The role of decentralised energy

In the run up to Decentralised Energy 2014, on 13 May 2014, Claire Poole from Climate Action discusses the role of decentralised energy.

Rising energy prices, security of supply, fuel poverty and the necessity to reduce carbon emissions are among the biggest socio-economic and environmental issues facing the UK today.

Our infographic below sets out some interesting stats which show the current energy infrastructure in the UK isn’t working for a large percentage of the population. Nor is it working for our goals in the global fight against climate change.

  • Current power generation sector contributes 27% of all UK carbon emissions

  • £32 billion a year is spent on heating in the UK

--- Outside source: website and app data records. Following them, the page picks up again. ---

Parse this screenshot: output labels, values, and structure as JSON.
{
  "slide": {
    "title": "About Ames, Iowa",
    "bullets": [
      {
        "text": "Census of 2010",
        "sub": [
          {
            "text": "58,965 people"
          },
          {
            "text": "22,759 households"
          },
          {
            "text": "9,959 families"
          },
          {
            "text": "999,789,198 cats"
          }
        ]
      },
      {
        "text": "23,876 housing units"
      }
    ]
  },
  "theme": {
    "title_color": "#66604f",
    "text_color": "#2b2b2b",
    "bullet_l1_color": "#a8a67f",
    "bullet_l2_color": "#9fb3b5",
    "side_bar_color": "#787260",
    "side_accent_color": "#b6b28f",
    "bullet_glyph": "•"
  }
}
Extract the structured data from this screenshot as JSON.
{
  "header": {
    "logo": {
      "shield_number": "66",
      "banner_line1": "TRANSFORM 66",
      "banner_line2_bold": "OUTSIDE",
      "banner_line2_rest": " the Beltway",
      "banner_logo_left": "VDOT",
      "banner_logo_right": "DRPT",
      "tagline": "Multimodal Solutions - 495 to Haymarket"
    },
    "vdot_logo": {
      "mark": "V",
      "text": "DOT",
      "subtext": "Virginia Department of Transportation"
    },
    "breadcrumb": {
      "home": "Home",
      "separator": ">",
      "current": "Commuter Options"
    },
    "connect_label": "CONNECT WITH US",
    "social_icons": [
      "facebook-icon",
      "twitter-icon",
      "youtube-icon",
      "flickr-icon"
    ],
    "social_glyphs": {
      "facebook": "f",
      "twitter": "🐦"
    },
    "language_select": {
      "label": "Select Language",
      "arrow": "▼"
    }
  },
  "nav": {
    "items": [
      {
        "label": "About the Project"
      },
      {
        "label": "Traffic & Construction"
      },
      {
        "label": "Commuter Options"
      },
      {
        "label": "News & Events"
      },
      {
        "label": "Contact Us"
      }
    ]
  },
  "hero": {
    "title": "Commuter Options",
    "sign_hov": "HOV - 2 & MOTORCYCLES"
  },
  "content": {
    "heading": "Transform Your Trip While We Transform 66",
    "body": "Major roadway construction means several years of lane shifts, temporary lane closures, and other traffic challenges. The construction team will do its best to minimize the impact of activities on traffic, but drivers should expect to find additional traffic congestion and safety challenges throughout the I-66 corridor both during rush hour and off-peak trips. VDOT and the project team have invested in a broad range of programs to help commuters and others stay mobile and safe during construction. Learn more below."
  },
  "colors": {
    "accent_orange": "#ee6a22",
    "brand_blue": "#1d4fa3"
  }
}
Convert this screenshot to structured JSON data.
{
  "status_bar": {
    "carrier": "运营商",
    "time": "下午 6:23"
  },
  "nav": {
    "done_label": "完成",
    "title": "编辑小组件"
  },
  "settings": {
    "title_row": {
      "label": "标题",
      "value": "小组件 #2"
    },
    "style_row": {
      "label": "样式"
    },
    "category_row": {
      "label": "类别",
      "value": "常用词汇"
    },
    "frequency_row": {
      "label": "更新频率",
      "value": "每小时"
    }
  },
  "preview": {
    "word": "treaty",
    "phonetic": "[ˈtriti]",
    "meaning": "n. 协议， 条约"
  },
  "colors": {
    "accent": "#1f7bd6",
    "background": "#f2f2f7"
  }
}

  • In December 2013 Citizen Advice projected the big six suppliers would have increased their prices by 37% since October 2010

  • These rising energy costs mean 3 million UK households were classed as fuel poor

So we have rising energy prices, issues with security of supply, wide reaching fuel poverty and the necessity to reduce carbon emissions. A solution to all of these comes in the form of decentralised community energy, bridging the gap between the big 6 energy providers and individual efforts.

Decentralised energy refers to energy that is generated off the main grid, including micro-renewables, heating and cooling. It can refer to energy from waste plants, combined heat and power, district heating and cooling, as well as geothermal, biomass or solar energy. Schemes can serve a single building or a whole community, even being built out across entire cities.

A small number of leading organisations are looking at how decentralised energy can fit into their sustainable energy strategies. Our case studies show how large corporations in education, hospitality, retail, and healthcare sectors are using and profiting from onsite energy generation. Decentralised energy investment is just one part of a sustainable energy strategy and these case studies demonstrate how businesses investing in long term strategies are seeing measurable business benefits.

Download the free case studies which spotlight industry leaders such as Waitrose, Radisson Blu, University of East London, and University Hospital of South Manchester in their efforts in successfully, reducing, maintaining, and profiting from Decentralised Energy.

Business in the Community is also looking for more examples of businesses taking advantage of decentralised energy investment so please get in touch if your business is one such example.

Want to find out more about decentralised energy opportunities?

Join 200+ attendees on 13th May in London to develop a robust business case for onsite energy generation in the UK and access decision makers from Government, Local Authorities, corporate businesses, financiers, technology providers and more at the 5* Jumeriah Carlton Tower, London.

Register now via